WASHINGTON -- As Congress addresses the federal deficit and begins debating next year's budget, a centerpiece of the conversation is whether to raise taxes and increase revenue for the government or to simply cut spending.
In his speech last week, President Obama called for allowing the Bush tax cuts to expire for individuals making $200,000 or more a year and couples making $250,000 or more. Some conservatives, such as Sen. Tom Coburn (R-Okla.) have voiced support for tax increases.
But many other Republicans, especially freshmen members affiliated with the Tea Party, aren't so keen on that idea. On ABC's "This Week," host Christiane Amanpour mentioned to freshman Rep. Joe Walsh (R-Ill.) that House Budget Committee Chair Paul Ryan's (R-Wis.) budget plan doesn't address raising revenue, while Obama's does.
"Can you really sustain what everyone's calling for just by cuts in public services? Doesn't there need to be revenue-raising mechanisms?" she asked.
Walsh replied that the best way to raise revenues is to grow the economy. "You get taxes and regulations off the backs of businesses so that revenues can increase," he insisted.
Amanpour continued to press him, expressing skepticism that Congress can really balance the budget just by cutting social programs. Walsh insisted that tax cuts consistently help the economy grow and therefore raise revenues for the government.
"In the 80s, federal revenues went up," said Walsh. "We didn't cut spending. Revenues went up in the 80s. Every time we've cut taxes, revenues have gone up. The economy has grown."
Walsh isn't the first lawmaker to make this argument. Last year, Senate Minority Leader Mitch McConnell (R-Ky.) made a similar comment about the Bush tax cuts.
"There's no evidence whatsoever that the Bush tax cuts actually diminished revenue," he asserted. "They increased revenue, because of the vibrancy of these tax cuts in the economy."

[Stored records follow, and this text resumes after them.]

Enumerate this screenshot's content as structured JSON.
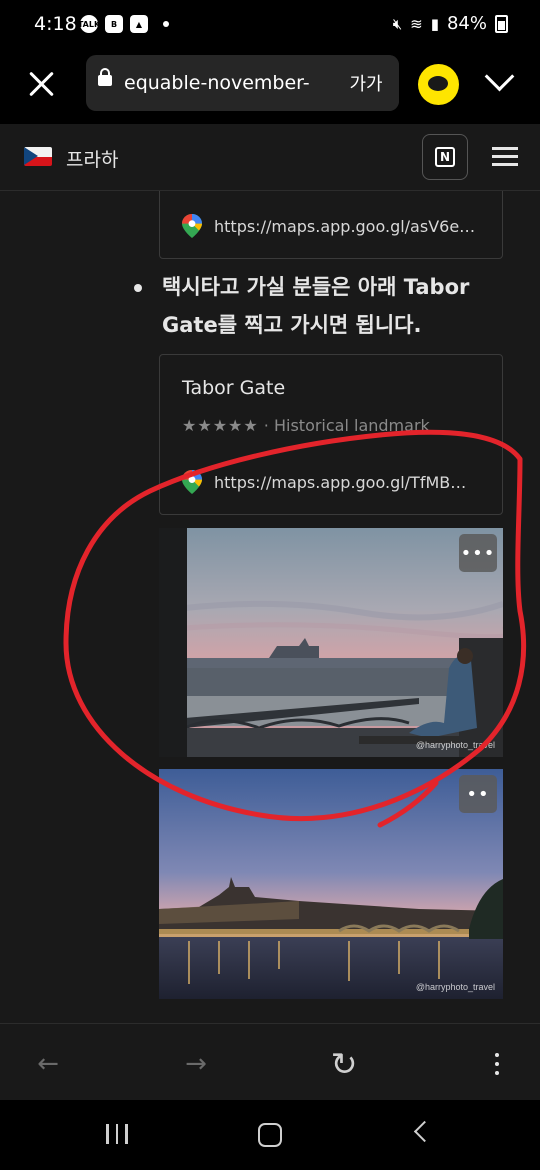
{
  "status_bar": {
    "time": "4:18",
    "battery": "84%",
    "icons": [
      "talk-icon",
      "blog-b-icon",
      "gallery-icon",
      "dot-icon",
      "mute-icon",
      "wifi-icon",
      "signal-icon",
      "battery-icon"
    ],
    "talk_badge": "TALK",
    "blog_badge": "B"
  },
  "browser": {
    "url": "equable-november-",
    "text_size_label": "가가",
    "icons": [
      "close-icon",
      "lock-icon",
      "kakaotalk-icon",
      "chevron-down-icon"
    ]
  },
  "site_header": {
    "title": "프라하",
    "flag": "czech-flag-icon",
    "notion_letter": "N"
  },
  "content": {
    "prev_bookmark_link": "https://maps.app.goo.gl/asV6e…",
    "bullet_text": "택시타고 가실 분들은 아래 Tabor Gate를 찍고 가시면 됩니다.",
    "bookmark": {
      "title": "Tabor Gate",
      "stars": "★★★★★",
      "description": " · Historical landmark",
      "link": "https://maps.app.goo.gl/TfMB…"
    },
    "photos": [
      {
        "watermark": "@harryphoto_travel",
        "more": "•••"
      },
      {
        "watermark": "@harryphoto_travel",
        "more": "••"
      }
    ],
    "annotation_color": "#e3242b"
  },
  "bottom_nav": {
    "back": "←",
    "forward": "→",
    "reload": "↻"
  },
  "colors": {
    "background": "#191919",
    "kakao_yellow": "#fee500"
  }
}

But even conservative economists have cast doubt on this claim.
"Federal revenue is lower today than it would have been without the tax cuts. There's really no dispute among economists about that," said Alan D. Viard, a former White House economist under George W. Bush, in a 2006 Washington Post article.
Robert Carroll, deputy assistant Treasury secretary for tax analysis, also said that no one in the administration believes tax cuts created a surge in revenue. "As a matter of principle, we do not think tax cuts pay for themselves," Carroll said.
Bruce Bartlett, a Reagan economist who became a strong critic of the Bush administration's policies, used data from the Office of Management and Budget in a blog post last year to illustrate how "the Bush tax cuts reduced revenue rather significantly."
On CNN's "State of the Union," Sen. Rand Paul (R-Ky.) rejected calls for tax increases, suggesting instead to cut military spending and funds for welfare programs.
"I think there is a compromise," he said. "But the compromise is not to raise taxes, the compromise is for conservatives to admit that the military budget's going to have to be cut. We've doubled military spending. I believe in a strong national defense, but conservatives will have to compromise and we will have to cut military spending. Liberals will have to compromise and we will have to cut domestic welfare. The compromise is where we cut, not where we raise taxes."